● **Required work**
Set down the entries below once more, precisely as they stand.

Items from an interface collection
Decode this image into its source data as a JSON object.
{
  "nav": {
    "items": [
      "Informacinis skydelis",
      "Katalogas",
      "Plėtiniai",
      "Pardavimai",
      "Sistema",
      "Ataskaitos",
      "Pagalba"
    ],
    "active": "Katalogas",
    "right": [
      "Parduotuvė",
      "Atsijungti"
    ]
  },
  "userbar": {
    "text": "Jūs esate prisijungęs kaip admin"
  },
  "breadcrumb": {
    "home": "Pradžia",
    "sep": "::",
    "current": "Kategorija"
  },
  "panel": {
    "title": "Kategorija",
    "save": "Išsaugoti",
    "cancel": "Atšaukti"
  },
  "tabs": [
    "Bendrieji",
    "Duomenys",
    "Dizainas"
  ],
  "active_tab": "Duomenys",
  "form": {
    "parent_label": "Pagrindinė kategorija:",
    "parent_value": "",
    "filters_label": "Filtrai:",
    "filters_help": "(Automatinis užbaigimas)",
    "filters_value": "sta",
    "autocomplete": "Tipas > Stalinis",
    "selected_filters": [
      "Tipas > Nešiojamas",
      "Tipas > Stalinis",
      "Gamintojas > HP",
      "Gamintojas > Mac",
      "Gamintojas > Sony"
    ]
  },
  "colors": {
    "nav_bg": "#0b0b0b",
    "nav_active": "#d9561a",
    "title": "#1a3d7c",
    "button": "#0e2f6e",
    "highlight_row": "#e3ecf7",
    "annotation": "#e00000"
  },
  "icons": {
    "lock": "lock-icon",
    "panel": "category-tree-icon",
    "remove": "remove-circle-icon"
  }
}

● **Response area**
Decode this image into its source data as a JSON object.
{
  "nav": {
    "items": [
      "Informacinis skydelis",
      "Katalogas",
      "Plėtiniai",
      "Pardavimai",
      "Sistema",
      "Ataskaitos",
      "Pagalba"
    ],
    "active": "Katalogas",
    "right": [
      "Parduotuvė",
      "Atsijungti"
    ]
  },
  "userbar": {
    "text": "Jūs esate prisijungęs kaip admin"
  },
  "breadcrumb": {
    "home": "Pradžia",
    "sep": "::",
    "current": "Kategorija"
  },
  "panel": {
    "title": "Kategorija",
    "save": "Išsaugoti",
    "cancel": "Atšaukti"
  },
  "tabs": [
    "Bendrieji",
    "Duomenys",
    "Dizainas"
  ],
  "active_tab": "Duomenys",
  "form": {
    "parent_label": "Pagrindinė kategorija:",
    "parent_value": "",
    "filters_label": "Filtrai:",
    "filters_help": "(Automatinis užbaigimas)",
    "filters_value": "sta",
    "autocomplete": "Tipas > Stalinis",
    "selected_filters": [
      "Tipas > Nešiojamas",
      "Tipas > Stalinis",
      "Gamintojas > HP",
      "Gamintojas > Mac",
      "Gamintojas > Sony"
    ]
  },
  "colors": {
    "nav_bg": "#0b0b0b",
    "nav_active": "#d9561a",
    "title": "#1a3d7c",
    "button": "#0e2f6e",
    "highlight_row": "#e3ecf7",
    "annotation": "#e00000"
  },
  "icons": {
    "lock": "lock-icon",
    "panel": "category-tree-icon",
    "remove": "remove-circle-icon"
  }
}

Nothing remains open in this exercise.